Three hours west of Marrakesh, you will find the coastal city of Essaouira. The fish market had all kinds of strange creatures. We watched a large (very alive) shark be dragged into a butcher shop. Where Marrakesh was painted earthy pink, this city is blue and white. The Genoese-built citadel by the harbor is from the 1700s, though the city is ancient!! The Roman Empire used it to produce purple dye from shells. I really appreciated this city after the noise and shuffle of Marrakesh. Essaouira was a quiet retreat for a few days. We coordinated an evening camel ride along the beach through our riad and it was one of my most memorable moments. Selena was on the sweetest camel - and I got to pet and talk to her the entire ride (so i feel like she was my camel too). We also spent 5 hours at a luxury pool in the middle of a Moroccan thuja forest while visiting the coast, can't beat that.




Back to Marrakesh

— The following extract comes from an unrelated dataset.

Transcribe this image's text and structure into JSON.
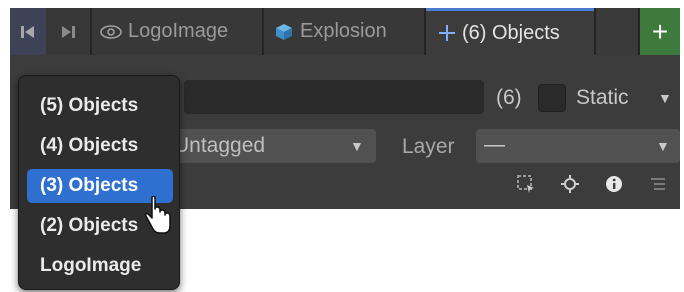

What happens when a Belgian architect comes to Marrakesh? They never leave and build a riad. We found our last accommodation through Airbnb and it was the perfect get away in the Medina, just very hidden. We didn't pay enough attention leaving one morning and were completely lost coming home in the afternoon. Local boys spotted us walking up and down the winding streets and offered to help... which may have been even more terrifying than being lost in the first place. More and more of them started to appear, and they were taking us in unrecognizable directions. We were so tired from the day and these kids were intense. Eventually we did find our riad and the owners rushed us inside and shooed away our entourage who were demanding money by this point.

You learn to be a bit more guarded in other countries, there is so much generosity to be found, but also plenty of locals willing to take you on. A woman quickly grabbed my arm while in the souks and covered me in decorative henna (and glitter!!) before i could stop her, then demanding $100 US. It was a haggle to make her leave. In hindsight, "La choukran," was this first phase we were taught on this trip... No thank you.

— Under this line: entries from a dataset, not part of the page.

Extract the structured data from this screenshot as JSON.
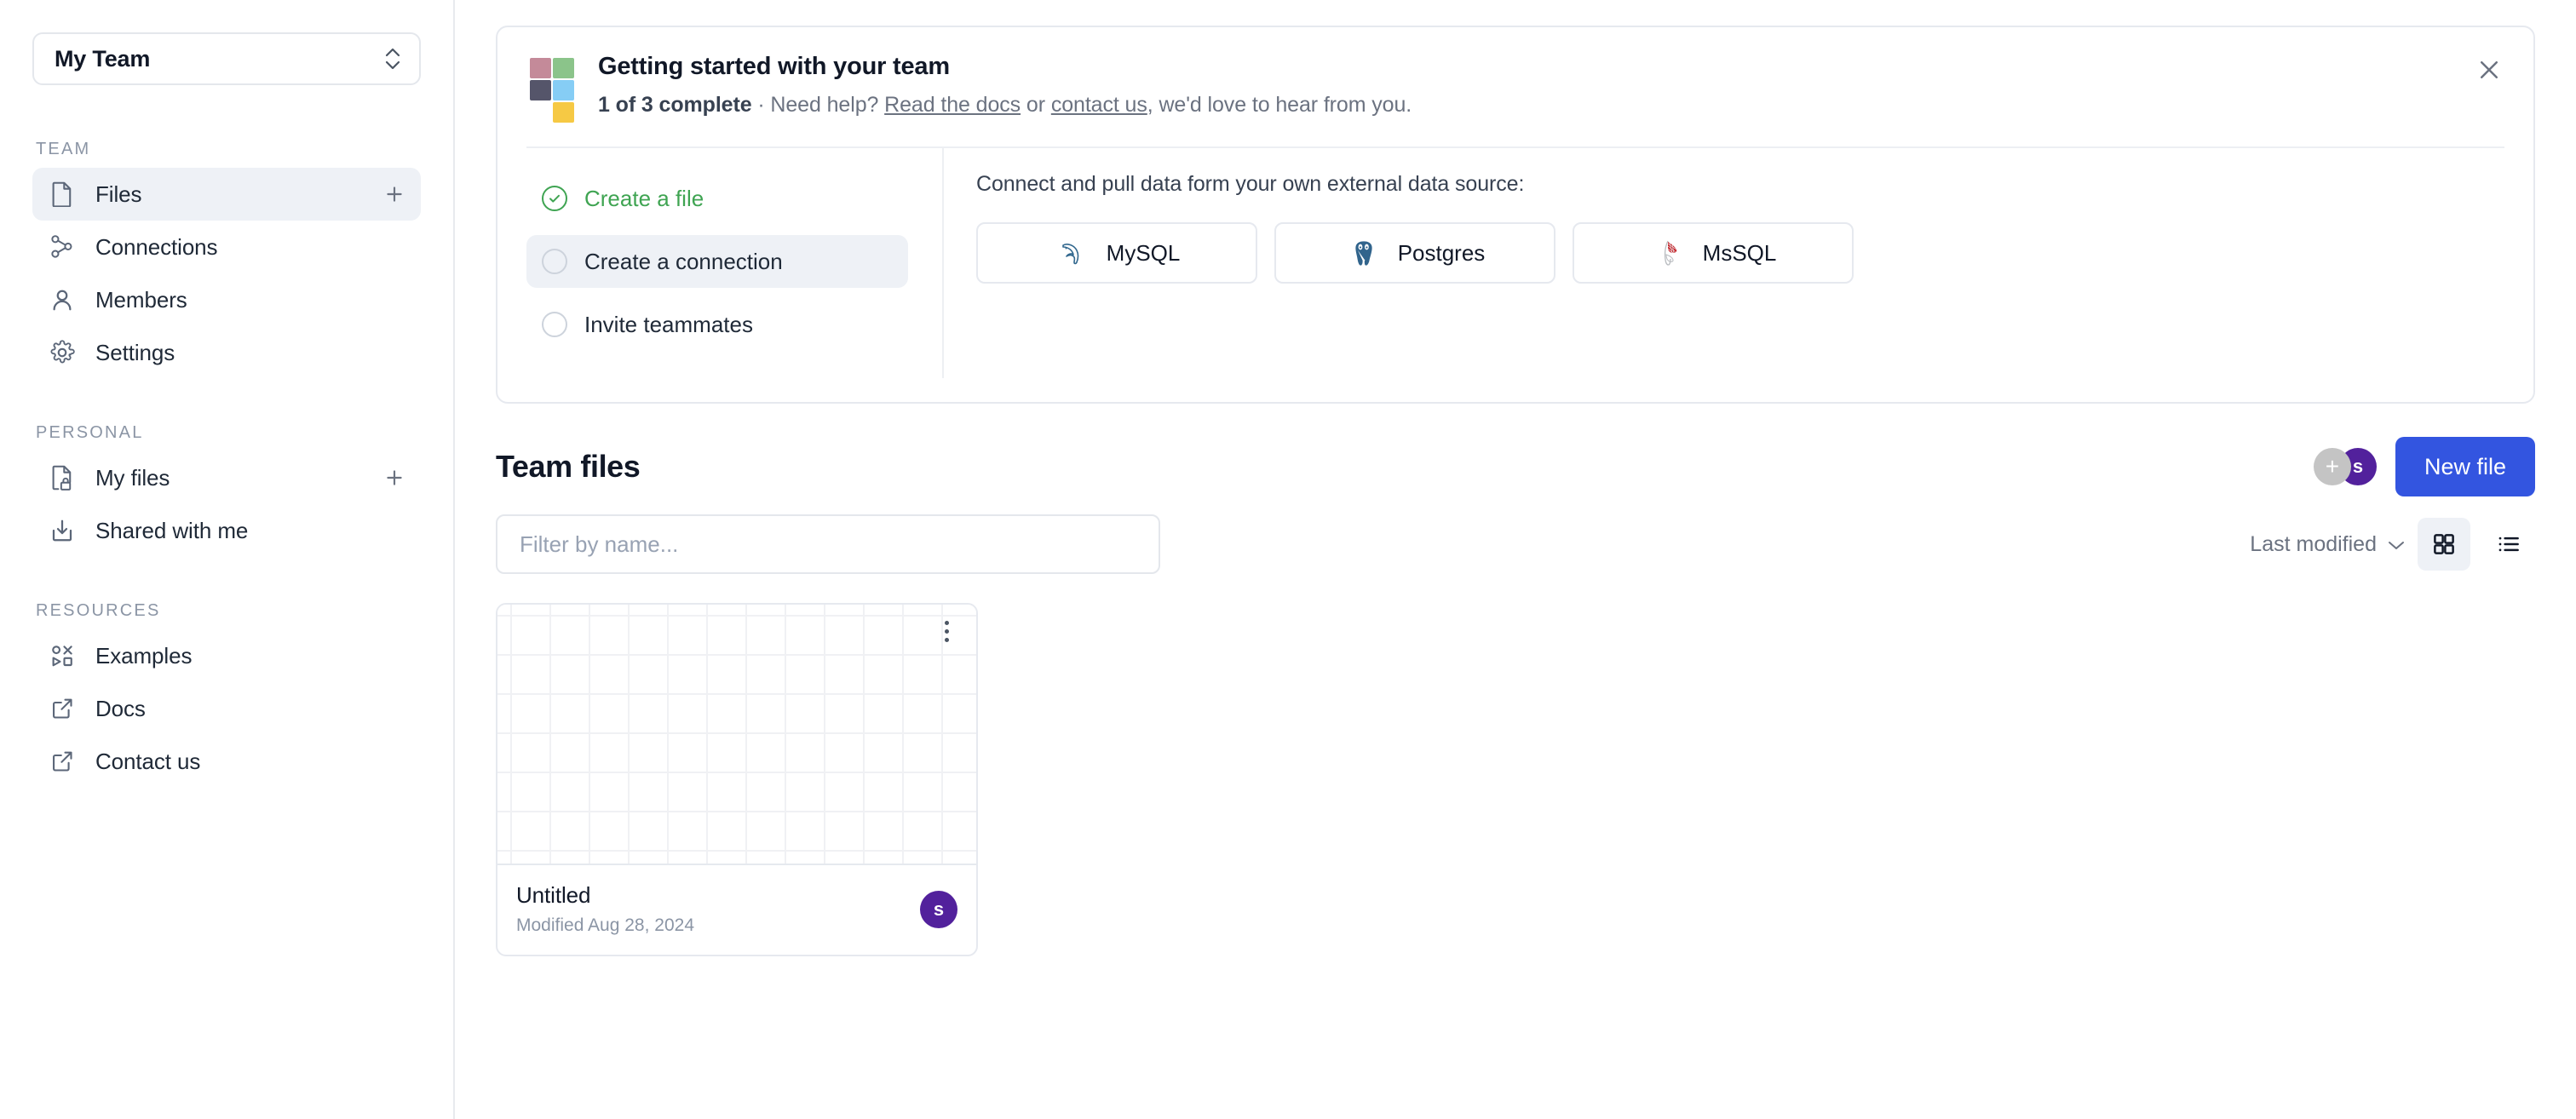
{
  "sidebar": {
    "team_switcher": {
      "label": "My Team",
      "icon": "chevron-up-down-icon"
    },
    "sections": [
      {
        "title": "TEAM",
        "items": [
          {
            "label": "Files",
            "icon": "file-icon",
            "active": true,
            "plus": true
          },
          {
            "label": "Connections",
            "icon": "connections-icon",
            "active": false,
            "plus": false
          },
          {
            "label": "Members",
            "icon": "user-icon",
            "active": false,
            "plus": false
          },
          {
            "label": "Settings",
            "icon": "gear-icon",
            "active": false,
            "plus": false
          }
        ]
      },
      {
        "title": "PERSONAL",
        "items": [
          {
            "label": "My files",
            "icon": "file-lock-icon",
            "active": false,
            "plus": true
          },
          {
            "label": "Shared with me",
            "icon": "inbox-download-icon",
            "active": false,
            "plus": false
          }
        ]
      },
      {
        "title": "RESOURCES",
        "items": [
          {
            "label": "Examples",
            "icon": "shapes-icon",
            "active": false,
            "plus": false
          },
          {
            "label": "Docs",
            "icon": "external-link-icon",
            "active": false,
            "plus": false
          },
          {
            "label": "Contact us",
            "icon": "external-link-icon",
            "active": false,
            "plus": false
          }
        ]
      }
    ]
  },
  "banner": {
    "title": "Getting started with your team",
    "progress": "1 of 3 complete",
    "separator": " · ",
    "need_help": "Need help? ",
    "link_docs": "Read the docs",
    "between_links": " or ",
    "link_contact": "contact us",
    "tail": ", we'd love to hear from you.",
    "close_icon": "close-icon",
    "logo_colors": [
      "#c48a99",
      "#8bc48a",
      "#55556a",
      "#86cdf5",
      "#f6c944"
    ],
    "checklist": [
      {
        "label": "Create a file",
        "done": true,
        "active": false
      },
      {
        "label": "Create a connection",
        "done": false,
        "active": true
      },
      {
        "label": "Invite teammates",
        "done": false,
        "active": false
      }
    ],
    "connect_label": "Connect and pull data form your own external data source:",
    "databases": [
      {
        "label": "MySQL",
        "icon": "mysql-dolphin-icon",
        "color": "#31678e"
      },
      {
        "label": "Postgres",
        "icon": "postgres-elephant-icon",
        "color": "#31648c"
      },
      {
        "label": "MsSQL",
        "icon": "mssql-icon",
        "color": "#c8272d"
      }
    ]
  },
  "files": {
    "title": "Team files",
    "add_member_label": "+",
    "member_initial": "s",
    "new_file_label": "New file",
    "filter_placeholder": "Filter by name...",
    "filter_value": "",
    "sort_label": "Last modified",
    "sort_icon": "chevron-down-icon",
    "view_grid_icon": "grid-view-icon",
    "view_list_icon": "list-view-icon",
    "active_view": "grid",
    "cards": [
      {
        "name": "Untitled",
        "modified": "Modified Aug 28, 2024",
        "owner_initial": "s",
        "menu_icon": "more-vertical-icon"
      }
    ]
  },
  "colors": {
    "accent": "#3355e0",
    "avatar_purple": "#52219c",
    "done_green": "#3fa452",
    "muted": "#8b95a5"
  }
}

The last days of our trip were spent wandering museums and resting. After being in go-mode for days, all I wanted to do was nap. I enjoyed the photography museum, but mostly because I really enjoyed watching Selena. She was very moved from portrait to landscape, her appreciation was contagious. I added a portrait of a Berber woman to my freshly painted Marrakesh-pink kitchen when I returned home.



We met our new friends Carolyn and John in Amsterdam before getting to Morocco. Leave it to being on another continent to meeting people who live close to home, we live less then two hours apart in Washington! They invited us to lunch when we returned to Marrakesh and took us deeper into the market souks than we had dared before. We went rug shopping (which had been too intimidating on our own to be honest) and they showed us their favorite tagine lunch spot. Funny story, somehow we didn’t book a place to sleep our last night. Caroline and John offered a spare room in their home… their hospitality reflects the kindhearted warmth we found in much of of Moroccan travels. Always be kind, and meet friends wherever you can. We ended up staying with our original Airbnb.

Majorelle Garden

On our sixth day in Morocco we visited Jardin Majorelle, also known as the Yves Saint Laurent garden and museum. Lovely place, we managed to mostly beat the daily crowd by going early. It was going to be 95°F that day anyway. Even though this site was near the end of our trip, it was the first time we really encountered mass tourism. So many selfie sticks and short-shorts. After a little research prior to our trip, Selena and I both decided to mostly cover our legs and shoulders out of respect for the culture. This was the first place we noticed blatant disregard for dress-codes. Now now... I'm a liberal from the Pacific Northwest, women should wear what they want when they want. However, the male gaze is not my thing. I'm sure these tourist were not staying inside the media... S and I are bold and took on more than we even knew. By the end of our trip I had started to wear my hair up more to blend in, and we were perfectly comfortable buying abundant amounts of sweets from market vendors.




Until next time!

Friday, October 19, 2018